The History and Uncertain Future of Handwriting - Anne Trubek

After a slow couple of months my reading has picked up again: I'm finishing more, and I'm enjoying what I'm reading. The sad aspect of this is that I keep finishing books that I want everyone else to pick up, and mostly no one does.

This is an exception. It belongs on the odd shelf I don't have specifically, but can't resist reading from, called "History of a Thing". While it isn't funny exactly, there is a lightness of tone that makes this a pleasant break from heavier reading, like say, about Nixon and Mao, to pick a topic out of thin air and not off the cover of another book lying around the house. It's fascinating to learn at some depth about a very narrow topic. Not surprisingly, this book is a distillation of a topic Trubek has been teaching in college for years. Specialization is awesome: I've never thought about all the different kinds of writing together until now.
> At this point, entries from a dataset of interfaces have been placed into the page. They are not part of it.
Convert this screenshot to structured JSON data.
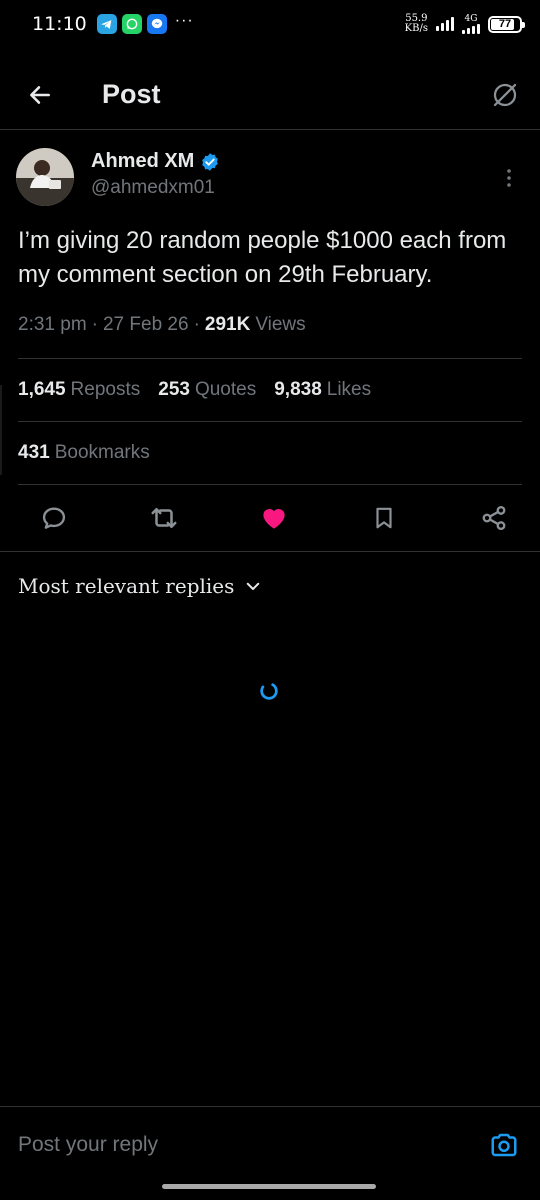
{
  "status_bar": {
    "time": "11:10",
    "notifications": [
      "telegram-icon",
      "whatsapp-icon",
      "messenger-icon"
    ],
    "more": "···",
    "net_speed_value": "55.9",
    "net_speed_unit": "KB/s",
    "network_type": "4G",
    "battery_level": "77",
    "battery_fraction": 0.77
  },
  "header": {
    "title": "Post",
    "back_icon": "arrow-left-icon",
    "grok_icon": "grok-icon"
  },
  "post": {
    "author": {
      "name": "Ahmed XM",
      "handle": "@ahmedxm01",
      "verified": true
    },
    "text": "I’m giving 20 random people $1000 each from my comment section on 29th February.",
    "time": "2:31 pm",
    "date": "27 Feb 26",
    "views_count": "291K",
    "views_label": "Views",
    "separator": "·"
  },
  "stats": {
    "reposts_count": "1,645",
    "reposts_label": "Reposts",
    "quotes_count": "253",
    "quotes_label": "Quotes",
    "likes_count": "9,838",
    "likes_label": "Likes",
    "bookmarks_count": "431",
    "bookmarks_label": "Bookmarks"
  },
  "actions": [
    "reply-icon",
    "repost-icon",
    "like-icon",
    "bookmark-icon",
    "share-icon"
  ],
  "colors": {
    "accent": "#1d9bf0",
    "like": "#f91880",
    "muted": "#71767b",
    "text": "#e7e9ea",
    "divider": "#2f3336"
  },
  "replies": {
    "sort_label": "Most relevant replies"
  },
  "reply_bar": {
    "placeholder": "Post your reply"
  }
}
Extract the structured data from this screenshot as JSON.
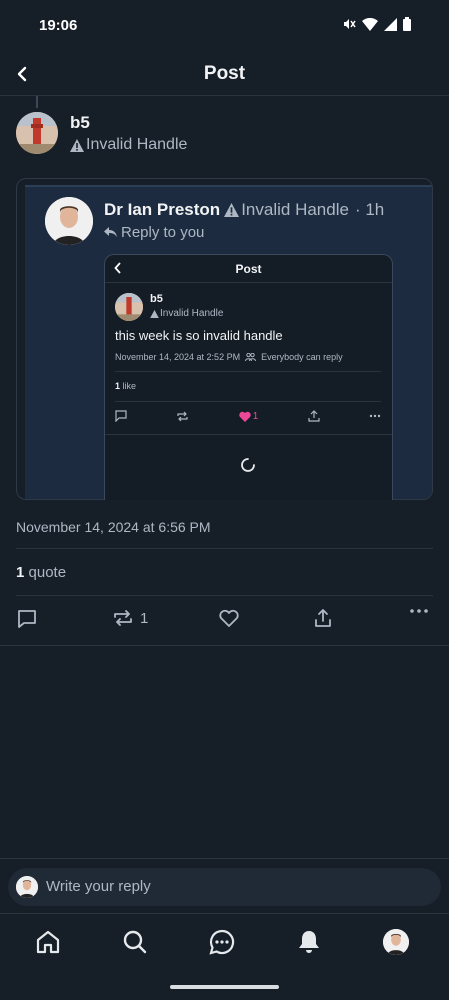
{
  "status_bar": {
    "time": "19:06"
  },
  "header": {
    "title": "Post"
  },
  "post": {
    "author_name": "b5",
    "author_handle": "Invalid Handle",
    "date": "November 14, 2024 at 6:56 PM",
    "quote_count": "1",
    "quote_label": "quote",
    "repost_count": "1"
  },
  "quoted_post": {
    "author_name": "Dr Ian Preston",
    "author_handle": "Invalid Handle",
    "time_ago": "· 1h",
    "reply_label": "Reply to you",
    "embed": {
      "title": "Post",
      "author_name": "b5",
      "author_handle": "Invalid Handle",
      "body": "this week is so invalid handle",
      "date": "November 14, 2024 at 2:52 PM",
      "audience": "Everybody can reply",
      "likes_count": "1",
      "likes_label": "like",
      "heart_count": "1"
    }
  },
  "reply": {
    "placeholder": "Write your reply"
  },
  "colors": {
    "background": "#161e27",
    "card": "#1c2b3f",
    "heart": "#ec4899",
    "muted": "#aeb8c4"
  }
}
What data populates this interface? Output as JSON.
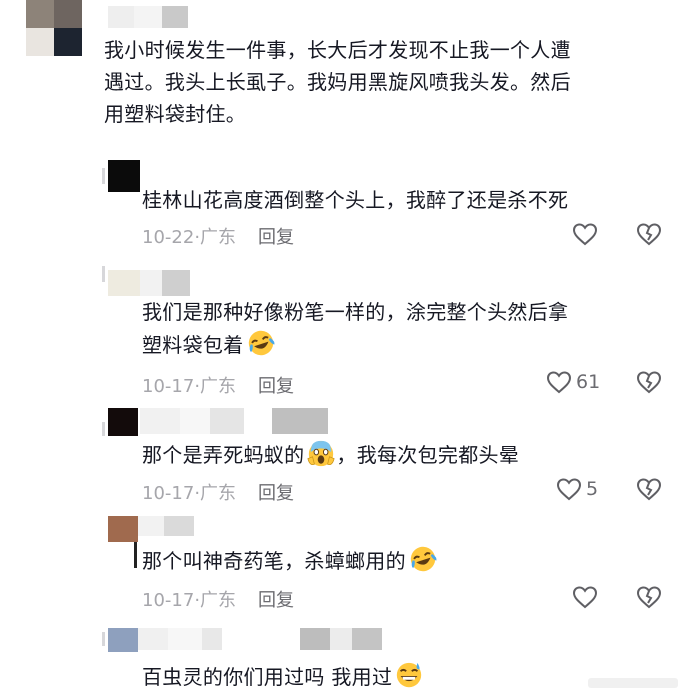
{
  "thread": {
    "main_comment": {
      "lines": [
        "我小时候发生一件事，长大后才发现不止我一个人遭",
        "遇过。我头上长虱子。我妈用黑旋风喷我头发。然后",
        "用塑料袋封住。"
      ]
    },
    "replies": [
      {
        "lines": [
          "桂林山花高度酒倒整个头上，我醉了还是杀不死"
        ],
        "date": "10-22",
        "region": "广东",
        "reply_label": "回复",
        "likes": "",
        "emoji": ""
      },
      {
        "lines": [
          "我们是那种好像粉笔一样的，涂完整个头然后拿",
          "塑料袋包着"
        ],
        "date": "10-17",
        "region": "广东",
        "reply_label": "回复",
        "likes": "61",
        "emoji": "laughing-tears"
      },
      {
        "lines": [
          "那个是弄死蚂蚁的",
          "，我每次包完都头晕"
        ],
        "date": "10-17",
        "region": "广东",
        "reply_label": "回复",
        "likes": "5",
        "emoji": "screaming"
      },
      {
        "lines": [
          "那个叫神奇药笔，杀蟑螂用的"
        ],
        "date": "10-17",
        "region": "广东",
        "reply_label": "回复",
        "likes": "",
        "emoji": "laughing-tears"
      },
      {
        "lines": [
          "百虫灵的你们用过吗 我用过"
        ],
        "emoji": "grin-sweat"
      }
    ]
  },
  "icons": {
    "like": "heart-outline-icon",
    "dislike": "broken-heart-icon"
  },
  "colors": {
    "text": "#161823",
    "meta": "#a6a6ab",
    "icon": "#6b6b70",
    "emoji_face": "#ffc83d",
    "emoji_tear": "#4aa8e8"
  }
}
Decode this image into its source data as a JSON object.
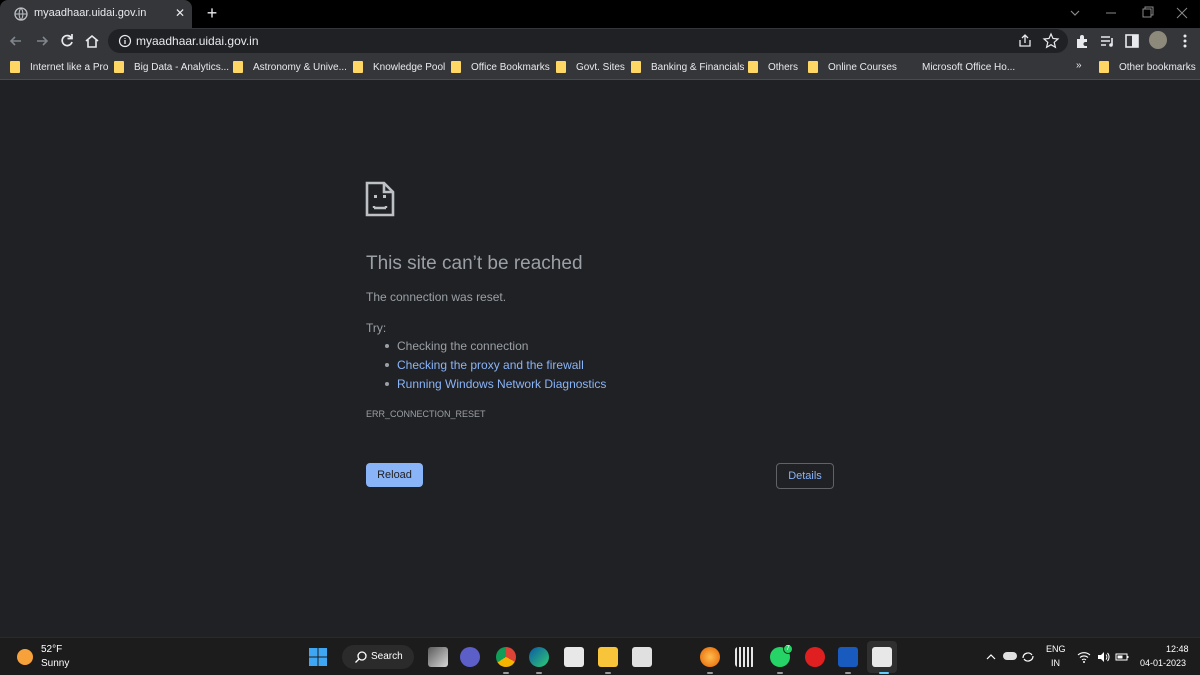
{
  "browser": {
    "tab": {
      "title": "myaadhaar.uidai.gov.in",
      "close": "✕"
    },
    "new_tab": "+",
    "address": "myaadhaar.uidai.gov.in",
    "bookmarks": [
      "Internet like a Pro",
      "Big Data - Analytics...",
      "Astronomy & Unive...",
      "Knowledge Pool",
      "Office Bookmarks",
      "Govt. Sites",
      "Banking & Financials",
      "Others",
      "Online Courses"
    ],
    "bookmark_plain": "Microsoft Office Ho...",
    "bookmarks_more": "»",
    "other_bookmarks": "Other bookmarks",
    "colors": {
      "folder": "#fdd663",
      "link": "#8ab4f8",
      "text": "#9aa0a6",
      "bg": "#202124"
    }
  },
  "error_page": {
    "icon": "sad-page-icon",
    "title": "This site can’t be reached",
    "message": "The connection was reset.",
    "try_label": "Try:",
    "suggestions": [
      "Checking the connection",
      "Checking the proxy and the firewall",
      "Running Windows Network Diagnostics"
    ],
    "error_code": "ERR_CONNECTION_RESET",
    "reload_label": "Reload",
    "details_label": "Details"
  },
  "taskbar": {
    "weather_temp": "52°F",
    "weather_desc": "Sunny",
    "search_label": "Search",
    "whatsapp_badge": "7",
    "lang_primary": "ENG",
    "lang_secondary": "IN",
    "time": "12:48",
    "date": "04-01-2023"
  }
}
I love this post-book feeling of erudition. Two days after I finished the book I can't recall anything specific that I learned, which isn't really the point. I've grasped the gestalt. I've placed my own flirtation with calligraphy (highly recommended as a means to achieving a legible handwriting) into the appropriate context.

There are a number of people worried about the fact that schools aren't teaching cursive. I'm not bothered. I've done my share of handwriting and it hurts and it's slow, and I'm one of only two people I know who can write a cursive others can read. Admittedly, the time spent learning keyboarding will no doubt also become wasted time at some point in the Offspring's lives, in favor of something newer and easier for more people. That's fine.

Favorite bit: seeing all the different types of clerks/scribes/copyists there were a fairly short time ago. Poor Bartleby and Bob Cratchit!

Library copy